### [PROBLEM REQUIREMENTS]
Go line by line through the entries and show those that hold the string "description".

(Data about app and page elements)
********************
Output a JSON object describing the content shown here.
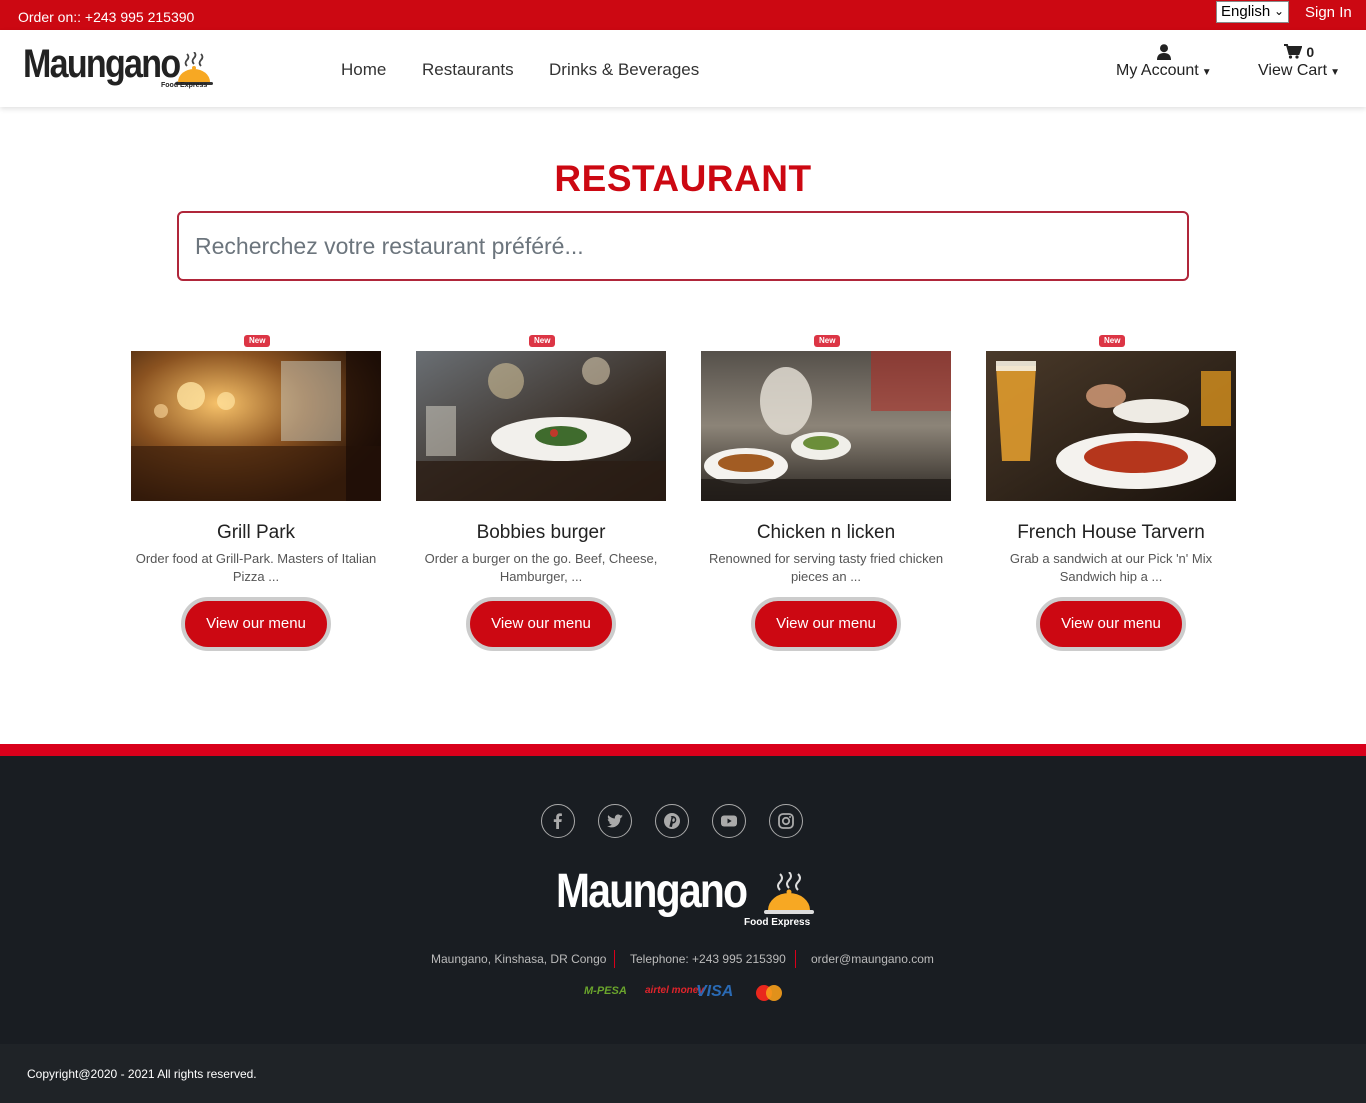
{
  "topbar": {
    "order_text": "Order on:: +243 995 215390",
    "language": "English",
    "signin": "Sign In"
  },
  "brand": {
    "name": "Maungano",
    "tagline": "Food Express"
  },
  "nav": {
    "items": [
      "Home",
      "Restaurants",
      "Drinks & Beverages"
    ]
  },
  "account": {
    "my_account": "My Account",
    "cart_count": "0",
    "view_cart": "View Cart"
  },
  "main": {
    "title": "RESTAURANT",
    "search_placeholder": "Recherchez votre restaurant préféré...",
    "restaurants": [
      {
        "badge": "New",
        "name": "Grill Park",
        "description": "Order food at Grill-Park. Masters of Italian Pizza ...",
        "button": "View our menu"
      },
      {
        "badge": "New",
        "name": "Bobbies burger",
        "description": "Order a burger on the go. Beef, Cheese, Hamburger, ...",
        "button": "View our menu"
      },
      {
        "badge": "New",
        "name": "Chicken n licken",
        "description": "Renowned for serving tasty fried chicken pieces an ...",
        "button": "View our menu"
      },
      {
        "badge": "New",
        "name": "French House Tarvern",
        "description": "Grab a sandwich at our Pick 'n' Mix Sandwich hip a ...",
        "button": "View our menu"
      }
    ]
  },
  "footer": {
    "social_icons": [
      "facebook-icon",
      "twitter-icon",
      "pinterest-icon",
      "youtube-icon",
      "instagram-icon"
    ],
    "address": "Maungano, Kinshasa, DR Congo",
    "telephone": "Telephone: +243 995 215390",
    "email": "order@maungano.com",
    "payments": {
      "mpesa": "M-PESA",
      "airtel": "airtel money",
      "visa": "VISA",
      "mastercard": "MasterCard"
    },
    "copyright": "Copyright@2020 - 2021 All rights reserved."
  },
  "colors": {
    "brand_red": "#cc0812",
    "footer_dark": "#191d22",
    "badge_red": "#dc3545"
  }
}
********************
### [ANSWER AREA]
        "description": "Order food at Grill-Park. Masters of Italian Pizza ...",
        "description": "Order a burger on the go. Beef, Cheese, Hamburger, ...",
        "description": "Renowned for serving tasty fried chicken pieces an ...",
        "description": "Grab a sandwich at our Pick 'n' Mix Sandwich hip a ...",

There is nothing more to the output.